The percent change in first-quarter real GDP was revised down, mainly reflecting an upward revision to imports and downward revisions to inventory investment and to consumer spending. Offsetting these revisions, residential investment was revised up. For more information, see the technical note.

Corporate profitsq2q corp may29
Corporate profits decreased 5.9 percent at a quarterly rate in the first quarter after decreasing 1.4 percent in the fourth quarter of 2014.

  • Profits of domestic nonfinancial corporations decreased 7.7 percent after increasing 1.4 percent.
  • Profits of domestic financial corporations decreased 0.6 percent after decreasing 2.7 percent.
  • Profits from the rest of the world decreased 6.0 percent after decreasing 8.8 percent.

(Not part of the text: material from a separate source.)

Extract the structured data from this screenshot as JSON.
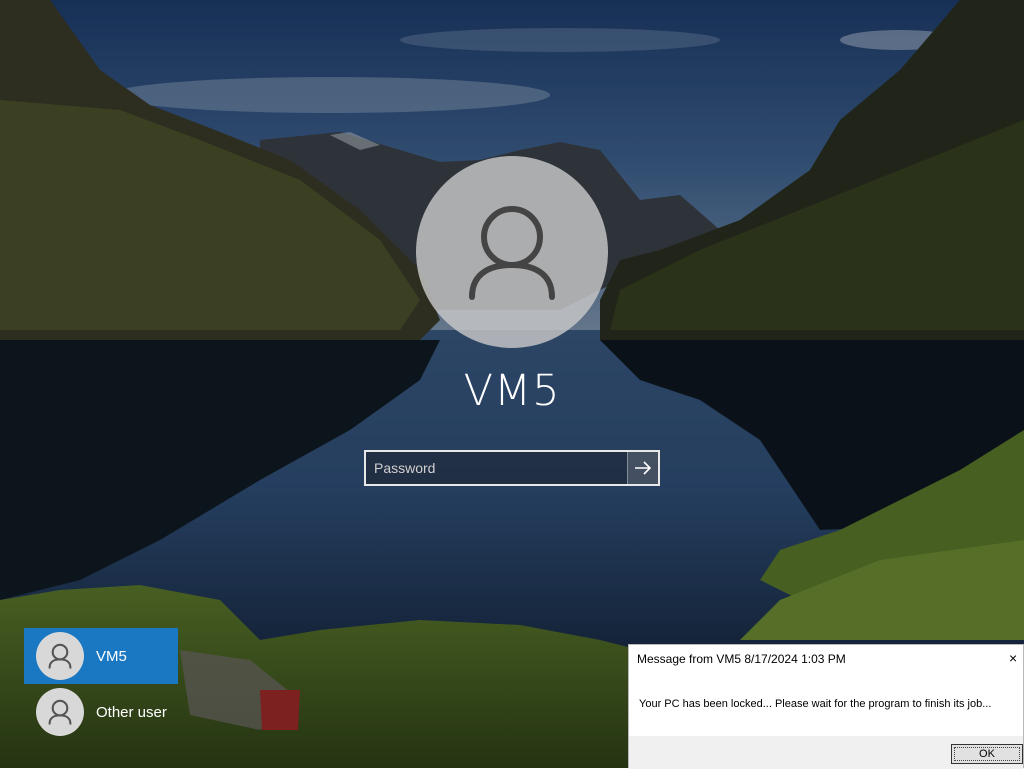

Over the last 4 quarters, corporate profits increased 3.7 percent.

For more information, read the full report.

BEA Works to Mitigate Potential Sources of Residual Seasonality in GDP

The Bureau of Economic Analysis (BEA) is working on a multi-pronged action plan to improve its estimates of gross domestic product (GDP) by identifying and mitigating potential sources of “residual” seasonality. That’s when seasonal patterns remain in data even after they are adjusted for seasonal variations.

Each spring, BEA conducts an extensive review–receiving updated seasonally adjusted data from the agencies that supply us with data used in our calculation of GDP. Most of the data the feeds into GDP is seasonally adjusted by the source agency, not BEA. At the same time, BEA examines its own seasonal factors for those series that BEA seasonally adjusts itself. All that work takes place in preparation for BEA’s annual revision to GDP and its major components, which will be released on July 30.

As a result of this ongoing work, BEA is aware of the potential for residual seasonality in GDP and its components, and the agency is looking for ways to minimize this phenomenon.

• One of the areas we’re currently reviewing is possible residual seasonality in measures of federal government defense services spending. Initial research suggests that the first and fourth quarter growth rates are lower on average than those of the third and second quarters. BEA is developing methods for addressing what it has found.
 • Time frame to implement: Improvement will take place with the release of second quarter GDP on July 30. Period covered: 2012, 2013, 2014, and forward.

• BEA also will begin adjusting certain inventory investment series that currently aren’t seasonally adjusted.
 • Time frame to implement: Improvement will take place with the release of second-quarter GDP on July 30. Period covered: 2012, 2013, 2014, and forward.

• Also as part of this year’s seasonal adjustment review, BEA is planning to seasonally adjust a number of series from the Census Bureau’s quarterly services survey that now have sufficient time spans to which seasonal adjustment techniques can be applied. Currently, these series are smoothed using a four-quarter moving average to attempt to smooth out seasonal trends in the data. While BEA’s review had not identified residual seasonality in the PCE services estimates, applying statistical seasonal adjustment techniques to these indicators will improve the accuracy of the underlying trends in PCE estimates.
 • Time frame to implement:  Improvement will take place with the release of second quarter GDP on July 30.  Period covered 2012, 2013, 2014, and forward.

• BEA will review all series entering the GDP calculations to identify, and where feasible, mitigate any residual seasonality within its existing seasonal adjustment methodologies.
 • Time frame to implement: Review will take place with the release of second-quarter GDP on July 30. Period covered: 2012, 2013, 2014, and forward.

• Longer term–beyond July 30–BEA will continue looking at components of GDP to determine if there are opportunities to improve seasonal adjustment methodologies.  Should BEA identify other areas of potential residual seasonality, BEA will develop methods to address these findings. If research suggests that residual seasonality originates with already seasonally adjusted source data, BEA will work alongside its source data agencies to determine the appropriate course of action.

Additional information will be available in an upcoming article in BEA’s Survey of Current Business that’s slated to be published in mid-June.